  • Explain what you’re doing in the long description but more importantly, explain it visually. If you are in the restaurant business, use images or videos to give investors a front row seat at what differentiates you. If you are in the tech or SaaS industry, use illustrations or screenshots to make sure that everyone understands your product even if they don’t understand the technology.
Less is more with design
  • When building out the campaign, don’t include every image you’ve taken or every piece of copy you’ve written. Visually and textually explain to investors what your product is, how you’re going to get there, and why it’s important, and they will believe you.


Published in articles? Have testimonials from people in the industry? This is your opportunity to showcase what people love about what you’re doing.
  • Simply include links in this section to articles or snippets you were included in.
  • Remember, less is more. Don’t include everything down to what your aunt loves about your business.

FAQ Section

A potential investor has read this far into the profile, congrats! But the devil is in the details.

The FAQ dives deeper into the heart and mechanics of your business, giving investors a peek into your motives, reasoning, and long-term plans. Make sure you hone in on this because this could either commit or turn away an investment.
Ask (and answer) the right questions
  • We ask recommended questions in this section, which you should answer. But then you should anticipate questions investors will likely have. This could be anything from the gritty details of your business, but as large scale as the industry you’re tackling and why the market needs you.
Show your brand personality
  • Your brand always has a voice, and this is really the part where you can emphasize that. Answer the questions in a personable way that stands with your brand voice.
Keep it brief
  • Hit the key points in as few words as possible without sacrificing valuable information.

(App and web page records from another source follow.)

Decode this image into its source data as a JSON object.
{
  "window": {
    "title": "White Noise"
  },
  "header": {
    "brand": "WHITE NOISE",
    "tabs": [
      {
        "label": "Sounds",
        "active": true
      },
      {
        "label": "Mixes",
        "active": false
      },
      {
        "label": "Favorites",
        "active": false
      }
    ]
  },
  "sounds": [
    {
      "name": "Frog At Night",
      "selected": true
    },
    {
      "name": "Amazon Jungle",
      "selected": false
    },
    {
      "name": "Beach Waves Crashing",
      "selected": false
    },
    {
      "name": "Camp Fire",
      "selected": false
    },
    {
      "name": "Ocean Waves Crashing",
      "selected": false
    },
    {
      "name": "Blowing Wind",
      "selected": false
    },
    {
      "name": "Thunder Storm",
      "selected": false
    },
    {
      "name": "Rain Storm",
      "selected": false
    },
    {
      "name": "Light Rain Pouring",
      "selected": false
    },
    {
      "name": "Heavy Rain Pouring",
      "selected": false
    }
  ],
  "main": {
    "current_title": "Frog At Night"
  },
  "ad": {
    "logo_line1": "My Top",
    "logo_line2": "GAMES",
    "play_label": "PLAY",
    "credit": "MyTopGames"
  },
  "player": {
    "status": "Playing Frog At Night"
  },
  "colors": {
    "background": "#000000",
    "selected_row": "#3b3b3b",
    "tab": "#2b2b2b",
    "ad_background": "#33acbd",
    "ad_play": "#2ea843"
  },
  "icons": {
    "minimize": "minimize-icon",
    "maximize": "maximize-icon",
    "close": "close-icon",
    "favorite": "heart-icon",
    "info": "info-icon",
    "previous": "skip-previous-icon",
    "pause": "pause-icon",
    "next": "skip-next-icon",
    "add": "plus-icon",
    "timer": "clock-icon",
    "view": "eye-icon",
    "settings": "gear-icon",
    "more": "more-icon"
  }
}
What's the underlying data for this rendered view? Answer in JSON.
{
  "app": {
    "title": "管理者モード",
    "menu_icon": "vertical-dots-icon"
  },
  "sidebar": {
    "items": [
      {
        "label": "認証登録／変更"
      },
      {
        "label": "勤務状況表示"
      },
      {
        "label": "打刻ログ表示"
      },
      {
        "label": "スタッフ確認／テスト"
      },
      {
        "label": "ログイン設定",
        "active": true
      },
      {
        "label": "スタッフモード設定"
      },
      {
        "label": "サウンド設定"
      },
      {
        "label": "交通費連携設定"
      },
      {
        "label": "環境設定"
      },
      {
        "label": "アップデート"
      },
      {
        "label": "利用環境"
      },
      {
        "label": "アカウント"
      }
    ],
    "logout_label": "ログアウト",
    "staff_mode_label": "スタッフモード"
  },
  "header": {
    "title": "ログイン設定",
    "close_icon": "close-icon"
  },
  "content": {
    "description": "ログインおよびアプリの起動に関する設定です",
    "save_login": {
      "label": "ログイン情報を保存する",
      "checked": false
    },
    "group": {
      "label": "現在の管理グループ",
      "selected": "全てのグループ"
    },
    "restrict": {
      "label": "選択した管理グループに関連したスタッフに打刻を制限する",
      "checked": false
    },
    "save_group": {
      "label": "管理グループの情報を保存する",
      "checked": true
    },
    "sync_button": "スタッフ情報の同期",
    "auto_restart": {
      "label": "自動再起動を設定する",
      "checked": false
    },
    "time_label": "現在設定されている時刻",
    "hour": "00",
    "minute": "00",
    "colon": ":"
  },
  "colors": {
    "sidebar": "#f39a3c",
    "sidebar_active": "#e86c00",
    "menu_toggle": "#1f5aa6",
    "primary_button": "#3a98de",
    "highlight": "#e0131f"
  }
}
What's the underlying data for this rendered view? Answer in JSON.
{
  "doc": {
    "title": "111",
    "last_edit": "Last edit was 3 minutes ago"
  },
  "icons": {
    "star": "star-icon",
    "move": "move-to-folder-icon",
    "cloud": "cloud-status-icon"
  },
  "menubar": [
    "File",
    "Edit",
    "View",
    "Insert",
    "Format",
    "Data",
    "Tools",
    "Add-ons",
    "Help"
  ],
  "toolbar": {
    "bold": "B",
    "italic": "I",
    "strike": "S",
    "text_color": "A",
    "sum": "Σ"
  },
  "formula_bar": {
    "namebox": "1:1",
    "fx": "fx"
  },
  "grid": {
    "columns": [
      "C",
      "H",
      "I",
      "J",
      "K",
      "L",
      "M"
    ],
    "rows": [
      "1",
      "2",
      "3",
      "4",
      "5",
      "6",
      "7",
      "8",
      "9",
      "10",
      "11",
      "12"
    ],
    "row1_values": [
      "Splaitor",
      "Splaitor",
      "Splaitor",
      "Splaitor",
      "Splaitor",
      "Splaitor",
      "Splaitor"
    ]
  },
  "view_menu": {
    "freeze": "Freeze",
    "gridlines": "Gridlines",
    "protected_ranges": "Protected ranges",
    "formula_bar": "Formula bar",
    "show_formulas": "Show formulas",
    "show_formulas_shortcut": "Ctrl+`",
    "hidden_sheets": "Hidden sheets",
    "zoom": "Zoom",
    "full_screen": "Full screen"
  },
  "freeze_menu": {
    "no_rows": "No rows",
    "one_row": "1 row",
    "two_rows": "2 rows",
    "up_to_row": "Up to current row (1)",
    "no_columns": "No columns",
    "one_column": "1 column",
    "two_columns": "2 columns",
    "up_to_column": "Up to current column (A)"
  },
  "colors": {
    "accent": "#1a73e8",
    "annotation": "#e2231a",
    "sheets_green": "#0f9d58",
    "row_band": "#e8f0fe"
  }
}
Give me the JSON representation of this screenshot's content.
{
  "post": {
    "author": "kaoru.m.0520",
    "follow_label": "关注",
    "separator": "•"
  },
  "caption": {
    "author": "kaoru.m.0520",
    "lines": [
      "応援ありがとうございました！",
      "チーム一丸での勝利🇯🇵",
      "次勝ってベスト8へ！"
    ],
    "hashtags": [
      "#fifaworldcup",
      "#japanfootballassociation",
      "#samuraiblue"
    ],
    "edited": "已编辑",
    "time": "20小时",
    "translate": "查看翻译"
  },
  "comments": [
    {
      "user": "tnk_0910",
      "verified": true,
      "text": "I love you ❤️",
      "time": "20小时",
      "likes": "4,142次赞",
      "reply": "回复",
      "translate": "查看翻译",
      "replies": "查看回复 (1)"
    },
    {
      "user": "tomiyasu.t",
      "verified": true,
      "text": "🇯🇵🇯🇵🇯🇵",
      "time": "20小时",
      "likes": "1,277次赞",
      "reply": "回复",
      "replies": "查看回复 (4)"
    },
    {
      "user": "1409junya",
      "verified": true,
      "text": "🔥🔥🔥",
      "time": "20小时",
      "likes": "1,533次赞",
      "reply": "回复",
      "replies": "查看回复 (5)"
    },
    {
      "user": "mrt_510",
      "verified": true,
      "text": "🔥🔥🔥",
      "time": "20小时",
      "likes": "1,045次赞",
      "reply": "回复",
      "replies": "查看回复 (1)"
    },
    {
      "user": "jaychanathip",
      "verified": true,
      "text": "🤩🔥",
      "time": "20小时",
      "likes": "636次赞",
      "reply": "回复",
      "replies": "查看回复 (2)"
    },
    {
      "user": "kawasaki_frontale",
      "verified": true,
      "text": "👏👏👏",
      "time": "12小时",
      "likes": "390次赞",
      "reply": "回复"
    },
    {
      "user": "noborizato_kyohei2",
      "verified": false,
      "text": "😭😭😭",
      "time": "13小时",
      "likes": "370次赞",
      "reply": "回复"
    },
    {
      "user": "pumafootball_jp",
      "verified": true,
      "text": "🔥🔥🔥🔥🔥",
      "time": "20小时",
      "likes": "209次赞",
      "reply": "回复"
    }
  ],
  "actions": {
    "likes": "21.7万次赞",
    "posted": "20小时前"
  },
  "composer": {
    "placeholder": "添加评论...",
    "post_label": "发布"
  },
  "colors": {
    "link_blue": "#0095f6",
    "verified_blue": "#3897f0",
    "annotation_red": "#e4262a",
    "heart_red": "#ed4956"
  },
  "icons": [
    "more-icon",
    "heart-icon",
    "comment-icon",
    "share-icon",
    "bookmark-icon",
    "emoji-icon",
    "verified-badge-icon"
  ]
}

If this is the first time you’ve fundraised or you’re unfamiliar with early stage fundraising, we’re here to help. You can contact us with any questions about fundraising at
  • Disclose any prior funding you may have had before. Investors will then be able to view this information on your profile if they choose to.
  • Previous funding makes potential investors more comfortable with investing in your business—think of the safety in numbers mentality. Seeing prior funding will also help investors determine whether or not you've used funding appropriately and whether your have many early believers.

Tips and Tricks

  • Know what will attract investors about your company. Whether it’s the story, your brand, the product, traction, team, etc. And emphasize that on your campaign.
  • Don’t just include everything about your company on the the campaign. Emphasize your best aspects and remember less is more.
  • Do majority of the work in advance. Get your documents together. Have all of the information and assets on hand before signing up for our platform. This will make it so much easier.
  • Respond to feedback - soliciting feedback from supporters and responding with adjustments to marketing strategies, product designs or price points is as important a part of crowdfunding as raising capital.
  • Send emails to your investors encouraging them to share it with their friends.
  • Make this your top priority during these 30 days (or however long your campaign is).
  • Excel at follow through
  • Most backers are interested in a behind-the-scenes look at the business and creative process. THis means sharing updates and following through with promised rewards.
  • Remember that once you hit launch, your work is far from over. Use your network and social media to really spread the word and make sure that you reach your fundraising goal.
If you look at our advice, it essentially boils down to empowering people and making it easy for them to contribute to a worthy cause. Always try to empathize with other people. And take the time to say "Thank you". It goes a long way.

Annnddd... You're Done!

You've finished your profile! Good Job!
You're just about ready to start raising money, but before you do, remember to review your profile several times. Check for clear, concise language and full-proof your profile by having everyone from your employees to your mom check it over. When you think you're ready, it's time to publish!